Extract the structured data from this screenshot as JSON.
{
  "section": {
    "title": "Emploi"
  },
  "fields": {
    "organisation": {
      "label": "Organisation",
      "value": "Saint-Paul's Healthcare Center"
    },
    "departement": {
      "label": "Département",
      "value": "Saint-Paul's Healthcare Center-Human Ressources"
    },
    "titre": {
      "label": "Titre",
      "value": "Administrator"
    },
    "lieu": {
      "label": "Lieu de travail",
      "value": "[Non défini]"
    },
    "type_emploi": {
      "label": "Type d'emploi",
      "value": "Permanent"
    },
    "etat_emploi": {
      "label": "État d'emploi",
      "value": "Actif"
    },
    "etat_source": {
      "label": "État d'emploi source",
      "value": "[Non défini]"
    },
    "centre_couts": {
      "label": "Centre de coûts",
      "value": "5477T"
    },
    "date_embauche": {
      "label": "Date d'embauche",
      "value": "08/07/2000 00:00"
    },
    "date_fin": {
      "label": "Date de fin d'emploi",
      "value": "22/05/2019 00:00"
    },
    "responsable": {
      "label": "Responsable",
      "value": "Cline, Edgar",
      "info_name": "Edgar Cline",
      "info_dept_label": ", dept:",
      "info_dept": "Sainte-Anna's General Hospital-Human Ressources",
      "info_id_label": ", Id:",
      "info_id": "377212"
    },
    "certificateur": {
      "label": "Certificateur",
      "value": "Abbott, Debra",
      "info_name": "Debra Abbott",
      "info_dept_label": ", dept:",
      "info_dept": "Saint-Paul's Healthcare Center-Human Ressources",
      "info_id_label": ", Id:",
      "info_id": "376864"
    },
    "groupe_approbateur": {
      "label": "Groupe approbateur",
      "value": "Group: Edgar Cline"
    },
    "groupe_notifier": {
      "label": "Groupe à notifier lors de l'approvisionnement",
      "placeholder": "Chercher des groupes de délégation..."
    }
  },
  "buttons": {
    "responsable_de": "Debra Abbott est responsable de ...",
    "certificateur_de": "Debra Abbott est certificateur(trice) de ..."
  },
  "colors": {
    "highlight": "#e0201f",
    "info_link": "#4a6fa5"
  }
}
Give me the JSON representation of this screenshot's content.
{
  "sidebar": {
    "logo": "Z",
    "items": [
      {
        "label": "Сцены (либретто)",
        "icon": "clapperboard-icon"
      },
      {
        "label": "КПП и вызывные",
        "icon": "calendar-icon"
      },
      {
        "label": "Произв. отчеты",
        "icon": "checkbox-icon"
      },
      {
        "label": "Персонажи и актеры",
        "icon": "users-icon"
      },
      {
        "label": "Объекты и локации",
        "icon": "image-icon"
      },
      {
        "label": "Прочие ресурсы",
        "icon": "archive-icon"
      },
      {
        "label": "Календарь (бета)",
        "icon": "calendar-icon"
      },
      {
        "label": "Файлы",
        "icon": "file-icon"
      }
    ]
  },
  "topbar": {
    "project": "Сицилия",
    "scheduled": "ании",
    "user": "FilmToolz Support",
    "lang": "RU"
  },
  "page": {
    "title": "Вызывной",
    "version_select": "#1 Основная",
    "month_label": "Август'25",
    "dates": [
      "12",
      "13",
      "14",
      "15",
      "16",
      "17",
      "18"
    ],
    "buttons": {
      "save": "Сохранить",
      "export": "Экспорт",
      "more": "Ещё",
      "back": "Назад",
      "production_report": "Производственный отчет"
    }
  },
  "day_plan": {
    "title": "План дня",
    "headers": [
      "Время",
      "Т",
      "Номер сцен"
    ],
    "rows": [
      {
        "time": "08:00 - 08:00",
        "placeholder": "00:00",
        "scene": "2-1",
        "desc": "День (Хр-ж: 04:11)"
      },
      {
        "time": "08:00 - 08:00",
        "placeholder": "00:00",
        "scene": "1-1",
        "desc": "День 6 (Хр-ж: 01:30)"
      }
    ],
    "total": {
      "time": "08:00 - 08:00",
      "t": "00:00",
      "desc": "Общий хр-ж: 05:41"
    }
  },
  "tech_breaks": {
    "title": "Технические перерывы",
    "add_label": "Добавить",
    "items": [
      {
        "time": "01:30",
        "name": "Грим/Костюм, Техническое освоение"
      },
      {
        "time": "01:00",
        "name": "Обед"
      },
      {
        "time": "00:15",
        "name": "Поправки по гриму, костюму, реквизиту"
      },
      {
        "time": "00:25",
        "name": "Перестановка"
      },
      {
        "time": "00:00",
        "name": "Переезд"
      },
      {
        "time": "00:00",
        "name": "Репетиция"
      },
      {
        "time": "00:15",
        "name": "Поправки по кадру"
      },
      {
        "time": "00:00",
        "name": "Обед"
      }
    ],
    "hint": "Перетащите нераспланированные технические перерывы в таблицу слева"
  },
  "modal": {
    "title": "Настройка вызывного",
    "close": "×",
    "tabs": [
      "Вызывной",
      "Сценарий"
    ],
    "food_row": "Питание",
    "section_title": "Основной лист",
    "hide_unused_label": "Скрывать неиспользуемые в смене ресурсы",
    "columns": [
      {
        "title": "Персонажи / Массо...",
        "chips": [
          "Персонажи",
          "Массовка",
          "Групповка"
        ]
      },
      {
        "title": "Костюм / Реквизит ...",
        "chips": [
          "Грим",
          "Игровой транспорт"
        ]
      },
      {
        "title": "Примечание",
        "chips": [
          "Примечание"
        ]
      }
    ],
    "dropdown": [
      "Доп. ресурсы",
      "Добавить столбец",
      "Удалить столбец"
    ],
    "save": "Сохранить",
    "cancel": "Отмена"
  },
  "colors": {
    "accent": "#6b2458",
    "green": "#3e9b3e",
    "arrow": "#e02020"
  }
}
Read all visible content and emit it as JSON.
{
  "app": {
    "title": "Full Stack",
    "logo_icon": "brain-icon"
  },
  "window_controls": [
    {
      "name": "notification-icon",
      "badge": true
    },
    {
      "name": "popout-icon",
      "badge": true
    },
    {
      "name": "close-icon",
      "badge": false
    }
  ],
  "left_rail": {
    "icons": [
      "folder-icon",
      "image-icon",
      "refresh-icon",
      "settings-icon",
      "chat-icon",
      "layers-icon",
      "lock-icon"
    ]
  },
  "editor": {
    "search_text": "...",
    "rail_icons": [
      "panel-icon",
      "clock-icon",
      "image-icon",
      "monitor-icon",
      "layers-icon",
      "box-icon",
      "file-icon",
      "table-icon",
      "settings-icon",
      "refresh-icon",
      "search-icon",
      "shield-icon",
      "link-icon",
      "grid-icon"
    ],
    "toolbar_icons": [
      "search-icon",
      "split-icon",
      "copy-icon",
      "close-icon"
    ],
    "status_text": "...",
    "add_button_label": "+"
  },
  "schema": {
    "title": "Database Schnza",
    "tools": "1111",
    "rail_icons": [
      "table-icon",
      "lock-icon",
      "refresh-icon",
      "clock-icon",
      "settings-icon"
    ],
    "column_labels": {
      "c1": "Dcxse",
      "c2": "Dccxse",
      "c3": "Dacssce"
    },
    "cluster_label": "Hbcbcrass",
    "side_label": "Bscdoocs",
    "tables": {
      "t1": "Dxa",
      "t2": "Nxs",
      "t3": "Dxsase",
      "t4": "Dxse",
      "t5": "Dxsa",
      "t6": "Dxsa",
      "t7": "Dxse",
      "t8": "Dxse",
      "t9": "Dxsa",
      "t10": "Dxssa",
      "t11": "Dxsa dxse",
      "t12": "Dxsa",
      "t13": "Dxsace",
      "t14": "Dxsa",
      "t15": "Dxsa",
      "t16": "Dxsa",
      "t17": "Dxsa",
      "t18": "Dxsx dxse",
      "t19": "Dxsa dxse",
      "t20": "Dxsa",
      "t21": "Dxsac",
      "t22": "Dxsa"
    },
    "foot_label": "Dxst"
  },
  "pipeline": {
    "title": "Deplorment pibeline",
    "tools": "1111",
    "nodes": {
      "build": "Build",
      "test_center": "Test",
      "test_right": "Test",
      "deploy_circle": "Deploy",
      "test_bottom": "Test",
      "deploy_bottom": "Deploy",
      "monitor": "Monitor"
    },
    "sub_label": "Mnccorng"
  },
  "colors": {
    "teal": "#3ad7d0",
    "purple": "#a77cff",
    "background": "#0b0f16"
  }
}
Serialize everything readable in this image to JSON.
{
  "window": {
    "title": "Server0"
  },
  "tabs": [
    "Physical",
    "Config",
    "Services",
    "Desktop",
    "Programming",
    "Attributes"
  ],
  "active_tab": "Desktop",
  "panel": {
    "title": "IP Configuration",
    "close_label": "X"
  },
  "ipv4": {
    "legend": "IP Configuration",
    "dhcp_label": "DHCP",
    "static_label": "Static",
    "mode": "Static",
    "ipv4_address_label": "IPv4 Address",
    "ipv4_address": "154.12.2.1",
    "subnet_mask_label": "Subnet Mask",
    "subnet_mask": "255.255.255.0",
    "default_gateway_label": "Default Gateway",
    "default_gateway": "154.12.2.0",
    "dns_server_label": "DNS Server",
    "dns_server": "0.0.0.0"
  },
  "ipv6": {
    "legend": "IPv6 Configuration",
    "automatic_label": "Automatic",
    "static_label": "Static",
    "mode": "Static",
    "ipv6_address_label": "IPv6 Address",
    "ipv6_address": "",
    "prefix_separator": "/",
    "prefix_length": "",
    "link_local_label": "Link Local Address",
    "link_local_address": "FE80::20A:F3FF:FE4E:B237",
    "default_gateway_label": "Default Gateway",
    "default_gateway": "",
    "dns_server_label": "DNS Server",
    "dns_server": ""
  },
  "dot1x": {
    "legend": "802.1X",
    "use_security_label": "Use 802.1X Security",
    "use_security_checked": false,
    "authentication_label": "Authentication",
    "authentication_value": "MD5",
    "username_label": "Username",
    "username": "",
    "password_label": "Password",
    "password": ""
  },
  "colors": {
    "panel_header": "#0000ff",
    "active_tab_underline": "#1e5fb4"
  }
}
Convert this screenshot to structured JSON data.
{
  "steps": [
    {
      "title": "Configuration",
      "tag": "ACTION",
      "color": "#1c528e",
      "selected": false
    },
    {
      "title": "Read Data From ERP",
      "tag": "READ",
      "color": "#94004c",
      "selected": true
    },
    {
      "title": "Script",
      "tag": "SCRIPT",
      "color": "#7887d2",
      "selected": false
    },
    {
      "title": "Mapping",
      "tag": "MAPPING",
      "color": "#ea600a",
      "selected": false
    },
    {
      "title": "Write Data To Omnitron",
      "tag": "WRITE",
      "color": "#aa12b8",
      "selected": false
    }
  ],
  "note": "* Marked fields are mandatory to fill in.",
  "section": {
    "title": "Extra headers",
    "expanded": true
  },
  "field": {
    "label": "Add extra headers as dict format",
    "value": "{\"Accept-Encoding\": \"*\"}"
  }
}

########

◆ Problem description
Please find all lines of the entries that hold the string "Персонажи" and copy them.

◆ Result of the exercise
        "label": "Персонажи и актеры",
        "title": "Персонажи / Массо...",
          "Персонажи",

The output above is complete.